The video for this story is not available, but you can still read the transcript below.
No image

Haiti’s ‘Tap Tap’ Bus Art Flourishes After Quake

In the second part of a series of reports from Haiti, Adam Davidson of NPR's "Planet Money" reports on how the Haitian tradition of displaying vibrant, painstaking artistry on commuter buses continues to flourish after the earthquake.

Read the Full Transcript


    Finally tonight: a story about a Haitian tradition still flourishing, despite the big earthquake. It's the second in our collaboration with "Frontline" and National Public Radio.

    The reporter is Adam Davidson of NPR's "Planet Money."


    One of the greatest things about walking around Port-au-Prince is the wildly decorated buses you see everywhere. In Haiti, they're called tap-taps. They go all over the city — actually, all over the country. They're cheap. It's only a few cents to go across town.

    Since only around 3 percent of Haitians own their own car, if someone's going more than walking distance, they're going by tap-tap. Tap-taps are privately owned. Each one is its own unique work of kaleidoscopic artistry.

    Is there anything else here about reviving Haiti?

    I'm an economics reporter with NPR's "Planet Money," and I wanted to solve some puzzles about these tap-taps, things that confuse me. First puzzle, what is going on with the imagery? Why are there pictures of Jesus alongside Kobe Bryant and sexy women? Why are there American flags next to Che Guevara pictures? It's like the Haitian subconscious exploded on the side of every bus.

    I asked Rockfelet Victor. He's a tap-tap artist.

    Who is this woman?

  • ARTIST (through translator):

    The portrait that you're looking at here, well, you see it's the portrait of an older woman. This woman is the mother of this bus' owner.


    She's tough lady.

  • ARTIST (through translator):



    Rockfelet works with carpenters who hand-cut the intricate wooden windows and assistant painters who create the awesome geometric designs.

    Some tap-tap owners tell them exactly what the bus should look like. Others let them use their own imagination. You might see what I see, delightful folk art.

    No way, says Rockfelet, who went to art school for a while. Tap-tap art is as worthy as anything you see in a gallery.

  • ARTIST (through translator):

    I told you about the surrealism.

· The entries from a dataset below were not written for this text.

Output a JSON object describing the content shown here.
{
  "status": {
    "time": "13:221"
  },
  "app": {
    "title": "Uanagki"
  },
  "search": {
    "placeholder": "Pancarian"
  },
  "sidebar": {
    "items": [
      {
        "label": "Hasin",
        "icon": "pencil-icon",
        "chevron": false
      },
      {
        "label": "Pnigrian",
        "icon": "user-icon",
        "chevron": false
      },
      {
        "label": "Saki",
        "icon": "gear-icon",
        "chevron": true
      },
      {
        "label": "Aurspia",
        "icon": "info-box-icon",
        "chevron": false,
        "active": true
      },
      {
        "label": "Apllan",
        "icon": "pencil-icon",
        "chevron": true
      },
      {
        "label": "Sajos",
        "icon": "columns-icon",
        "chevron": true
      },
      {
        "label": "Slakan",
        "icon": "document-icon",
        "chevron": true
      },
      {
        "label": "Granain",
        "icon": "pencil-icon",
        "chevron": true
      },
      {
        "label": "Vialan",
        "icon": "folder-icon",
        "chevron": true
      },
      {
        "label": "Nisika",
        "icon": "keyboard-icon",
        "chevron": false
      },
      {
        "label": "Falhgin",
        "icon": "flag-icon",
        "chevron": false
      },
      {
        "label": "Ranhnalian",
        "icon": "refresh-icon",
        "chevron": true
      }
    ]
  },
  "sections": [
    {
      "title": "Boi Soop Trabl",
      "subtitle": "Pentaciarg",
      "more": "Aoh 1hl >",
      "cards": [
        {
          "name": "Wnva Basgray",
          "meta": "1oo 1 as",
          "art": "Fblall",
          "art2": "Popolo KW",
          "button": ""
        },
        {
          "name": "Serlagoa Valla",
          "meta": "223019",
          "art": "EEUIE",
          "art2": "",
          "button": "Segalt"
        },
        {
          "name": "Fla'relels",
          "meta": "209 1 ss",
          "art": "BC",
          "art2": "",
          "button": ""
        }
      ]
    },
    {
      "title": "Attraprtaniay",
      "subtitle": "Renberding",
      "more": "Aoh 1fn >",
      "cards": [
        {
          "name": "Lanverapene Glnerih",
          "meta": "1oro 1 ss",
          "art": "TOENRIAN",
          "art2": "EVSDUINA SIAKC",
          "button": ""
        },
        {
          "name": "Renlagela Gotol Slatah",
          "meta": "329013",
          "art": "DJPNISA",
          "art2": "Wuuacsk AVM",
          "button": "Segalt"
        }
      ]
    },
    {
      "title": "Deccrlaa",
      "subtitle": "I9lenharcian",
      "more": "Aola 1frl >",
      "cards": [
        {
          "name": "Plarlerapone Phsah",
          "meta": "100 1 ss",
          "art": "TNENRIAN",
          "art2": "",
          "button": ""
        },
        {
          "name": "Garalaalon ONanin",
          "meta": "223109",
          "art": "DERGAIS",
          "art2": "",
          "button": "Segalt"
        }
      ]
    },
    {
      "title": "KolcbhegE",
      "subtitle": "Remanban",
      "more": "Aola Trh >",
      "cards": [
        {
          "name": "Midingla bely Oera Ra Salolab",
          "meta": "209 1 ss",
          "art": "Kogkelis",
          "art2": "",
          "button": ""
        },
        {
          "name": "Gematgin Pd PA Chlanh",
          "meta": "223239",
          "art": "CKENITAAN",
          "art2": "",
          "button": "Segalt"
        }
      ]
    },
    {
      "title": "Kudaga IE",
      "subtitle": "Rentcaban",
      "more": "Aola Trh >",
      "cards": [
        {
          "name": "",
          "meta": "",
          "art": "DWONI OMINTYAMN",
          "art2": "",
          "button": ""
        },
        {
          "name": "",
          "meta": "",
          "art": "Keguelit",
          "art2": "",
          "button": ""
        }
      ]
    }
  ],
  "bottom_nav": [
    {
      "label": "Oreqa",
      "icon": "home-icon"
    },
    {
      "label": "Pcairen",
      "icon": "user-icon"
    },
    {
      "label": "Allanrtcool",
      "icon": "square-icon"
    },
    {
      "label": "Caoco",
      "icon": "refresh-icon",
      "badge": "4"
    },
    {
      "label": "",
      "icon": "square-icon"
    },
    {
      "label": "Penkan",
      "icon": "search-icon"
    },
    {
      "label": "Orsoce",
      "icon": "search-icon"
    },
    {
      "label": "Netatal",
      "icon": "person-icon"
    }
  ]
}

You will find there's the Baroque movement, too. You will find the expressionist, realism, naturalism.


    Exploring no fewer than five different schools of art on the side of a bus is pretty good business. Three-quarters of Haitians make less than $60 per month.

  • ARTIST (through translator):

    Ordinarily, when the client asks you to outline a bus for him, the minimum price is $600. But to paint the bus itself, the minimum price is $1,200.


    This is an even bigger puzzle. Why do tap-tap owners pay more than most Haitians make in a year to put some wild colors and pictures on the sides of their buses? You might say, well, it's a tradition. But it's a very costly tradition in a really poor country. Some drivers told me they get their buses painted every few months.

    I asked one owner, Patrick François, why he does it.

  • TAP-TAP OWNER (through translator):

    If it doesn't look nice, people will not get on it.


    Tap-tap competition is vicious, complete with dancing recruiters. In seconds, you notice painting really is good for business. Painted tap-taps pull up, load passengers in a few quick minutes, and move off. There are pickup trucks going the same route, and they just sit there, no passengers.

    Now, you might think, well, pickups are less comfortable. But that can't be it, because, when pickups are painted, they do swift business, too.

    Patrick Telusma is unlucky enough to drive an unpainted pickup.

  • PICKUP TRUCK DRIVER (through translator):

    One can read into the skill of a driver from the exterior of the vehicle in question.


    How can someone know how good a driver is just by looking at what's painted on the side of the bus?

    I think Patrick is talking about the economic theory of signaling. There is almost no oversight of these buses, no DMV inspectors. With little information, passengers have to decide in an instant which bus will get where they're going and which might break down.

    My theory is that passengers — and this probably happens subconsciously — figure that someone who pays that much for expensive painting on the outside is also paying to keep up their brakes and transmission on the inside.

    Of course, for some, it might be simpler than that. Maybe it's just a lot of fun to spend some time in a wildly painted tap-tap.


    For more on Haiti, tonight's edition of "Frontline" looks at how the government and the international community responded to the devastating earthquake.